How to Stop Aggressive Playing in Dogs

by Kristina de la Cal, Demand Media
    Teach your dog to play nicely with others.

    Teach your dog to play nicely with others.

    Does your playful pooch act more like an MMA fighter than a dog during playtime? While play fighting with other dogs or human companions is normal canine behavior, some dogs can get carried away with their aggression and need special help in learning how to tone it down a notch.

    Socialize Your Dog

    Make sure your dog has an active social life. The earlier you socialize your pooch with other dogs, the sooner he will learn how to keep aggression in check during playtime. Play fighting is a healthy part of canine behavior and can actually help to prevent other kinds of aggression. When they engage in normal play fighting, dogs quickly let each other know when one has gone too far with a bite or tackle and this teaches them how to adjust their play to avoid injuring their playmate. If you want your faithful friend to know how to play nice with others, schedule frequent play dates with your friends and their dogs.

    Exercise Your Dog

    Help your canine companion blow off steam in constructive ways. Dogs with aggression issues are sometimes just trying to release pent up energy. Take your dog for daily walks and incorporate regular play sessions into his schedule to make sure that he gets plenty of exercise. This will not only help reduce incidents of aggression, but it will also help to keep him fit and healthy.

    Set Limits for Your Dog

    Let your pooch know when he goes overboard with his play. If his play is too aggressive for you, use a loud verbal cue such as “ouch!” or “no!” to interrupt his behavior and establish appropriate limits. For best results, withhold attention for at least one minute before resuming play and repeat as needed if his aggressive behavior continues.

    Catch Your Dog Being Good

    Reward your pooch for non-aggressive play. Positive reinforcement of appropriate behavior can help encourage your dog to play nicely with others. Give your dog a treat or praise him verbally when he directs aggressive mouthing behavior to objects like balls or toys rather than people or other dogs.

    Spay or Neuter Your Dog

    Spay or neuter your canine companion. Since unaltered dogs are more likely to develop aggressive behaviors, having your pooch neutered can help curb aggression and reduce the chances of him engaging in excessively aggressive play. Neutering your faithful friend will not only minimize aggressive tendencies, but may also help him avoid certain cancers and live a longer, healthier life.

    Tips

    Give your dog early obedience training that emphasizes positive reinforcement. Rewarding good behavior in your dog will encourage him to repeat desired behaviors and will help you better manage his behavior.
    If your pooch becomes severely aggressive during play and poses a real danger to people or other animals, consult a professional dog trainer for assistance.

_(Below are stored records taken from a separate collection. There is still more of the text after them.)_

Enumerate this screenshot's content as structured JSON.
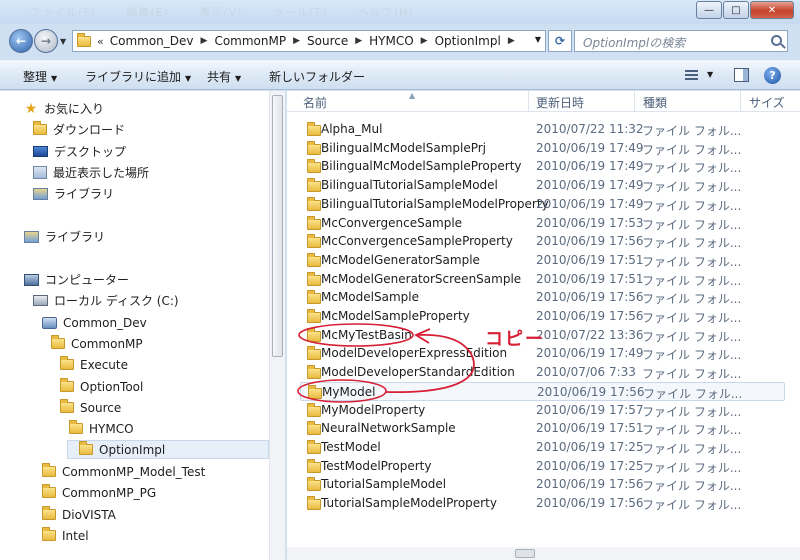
{
  "window": {
    "faded_menu": [
      "ファイル(F)",
      "編集(E)",
      "表示(V)",
      "ツール(T)",
      "ヘルプ(H)"
    ],
    "controls": {
      "minimize": "—",
      "maximize": "□",
      "close": "✕"
    }
  },
  "address": {
    "lead": "«",
    "crumbs": [
      "Common_Dev",
      "CommonMP",
      "Source",
      "HYMCO",
      "OptionImpl"
    ],
    "search_placeholder": "OptionImplの検索"
  },
  "toolbar": {
    "organize": "整理",
    "add_to_library": "ライブラリに追加",
    "share": "共有",
    "new_folder": "新しいフォルダー",
    "help": "?"
  },
  "nav": {
    "items": [
      {
        "label": "お気に入り",
        "icon": "star-icon"
      },
      {
        "label": "ダウンロード",
        "icon": "folder-icon"
      },
      {
        "label": "デスクトップ",
        "icon": "desktop-icon"
      },
      {
        "label": "最近表示した場所",
        "icon": "recent-icon"
      },
      {
        "label": "ライブラリ",
        "icon": "library-icon"
      },
      {
        "label": "ライブラリ",
        "icon": "library-icon"
      },
      {
        "label": "コンピューター",
        "icon": "computer-icon"
      },
      {
        "label": "ローカル ディスク (C:)",
        "icon": "drive-icon"
      },
      {
        "label": "Common_Dev",
        "icon": "network-drive-icon"
      },
      {
        "label": "CommonMP",
        "icon": "folder-icon"
      },
      {
        "label": "Execute",
        "icon": "folder-icon"
      },
      {
        "label": "OptionTool",
        "icon": "folder-icon"
      },
      {
        "label": "Source",
        "icon": "folder-icon"
      },
      {
        "label": "HYMCO",
        "icon": "folder-icon"
      },
      {
        "label": "OptionImpl",
        "icon": "folder-icon"
      },
      {
        "label": "CommonMP_Model_Test",
        "icon": "folder-icon"
      },
      {
        "label": "CommonMP_PG",
        "icon": "folder-icon"
      },
      {
        "label": "DioVISTA",
        "icon": "folder-icon"
      },
      {
        "label": "Intel",
        "icon": "folder-icon"
      }
    ],
    "selected": "OptionImpl"
  },
  "list": {
    "headers": {
      "name": "名前",
      "date": "更新日時",
      "type": "種類",
      "size": "サイズ"
    },
    "rows": [
      {
        "name": "Alpha_Mul",
        "date": "2010/07/22 11:32",
        "type": "ファイル フォル..."
      },
      {
        "name": "BilingualMcModelSamplePrj",
        "date": "2010/06/19 17:49",
        "type": "ファイル フォル..."
      },
      {
        "name": "BilingualMcModelSampleProperty",
        "date": "2010/06/19 17:49",
        "type": "ファイル フォル..."
      },
      {
        "name": "BilingualTutorialSampleModel",
        "date": "2010/06/19 17:49",
        "type": "ファイル フォル..."
      },
      {
        "name": "BilingualTutorialSampleModelProperty",
        "date": "2010/06/19 17:49",
        "type": "ファイル フォル..."
      },
      {
        "name": "McConvergenceSample",
        "date": "2010/06/19 17:53",
        "type": "ファイル フォル..."
      },
      {
        "name": "McConvergenceSampleProperty",
        "date": "2010/06/19 17:56",
        "type": "ファイル フォル..."
      },
      {
        "name": "McModelGeneratorSample",
        "date": "2010/06/19 17:51",
        "type": "ファイル フォル..."
      },
      {
        "name": "McModelGeneratorScreenSample",
        "date": "2010/06/19 17:51",
        "type": "ファイル フォル..."
      },
      {
        "name": "McModelSample",
        "date": "2010/06/19 17:56",
        "type": "ファイル フォル..."
      },
      {
        "name": "McModelSampleProperty",
        "date": "2010/06/19 17:56",
        "type": "ファイル フォル..."
      },
      {
        "name": "McMyTestBasin",
        "date": "2010/07/22 13:36",
        "type": "ファイル フォル..."
      },
      {
        "name": "ModelDeveloperExpressEdition",
        "date": "2010/06/19 17:49",
        "type": "ファイル フォル..."
      },
      {
        "name": "ModelDeveloperStandardEdition",
        "date": "2010/07/06 7:33",
        "type": "ファイル フォル..."
      },
      {
        "name": "MyModel",
        "date": "2010/06/19 17:56",
        "type": "ファイル フォル..."
      },
      {
        "name": "MyModelProperty",
        "date": "2010/06/19 17:57",
        "type": "ファイル フォル..."
      },
      {
        "name": "NeuralNetworkSample",
        "date": "2010/06/19 17:51",
        "type": "ファイル フォル..."
      },
      {
        "name": "TestModel",
        "date": "2010/06/19 17:25",
        "type": "ファイル フォル..."
      },
      {
        "name": "TestModelProperty",
        "date": "2010/06/19 17:25",
        "type": "ファイル フォル..."
      },
      {
        "name": "TutorialSampleModel",
        "date": "2010/06/19 17:56",
        "type": "ファイル フォル..."
      },
      {
        "name": "TutorialSampleModelProperty",
        "date": "2010/06/19 17:56",
        "type": "ファイル フォル..."
      }
    ],
    "hover_row": "MyModel"
  },
  "annotation": {
    "label": "コピー",
    "color": "#d71f35"
  }
}
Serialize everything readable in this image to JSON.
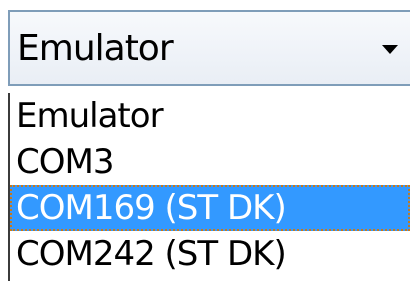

    About the Author

    Kristina de la Cal is a full-time teacher who has been freelance writing since 1991. She published her first book, “Breaking up without Breaking Down," in 2007 and specializes in a variety of topics including, but not limited to, relationships and issues in education. She earned a Bachelor of Arts in Psychology from Florida International University.

    Photo Credits

    • Ryan McVay/Photodisc/Getty Images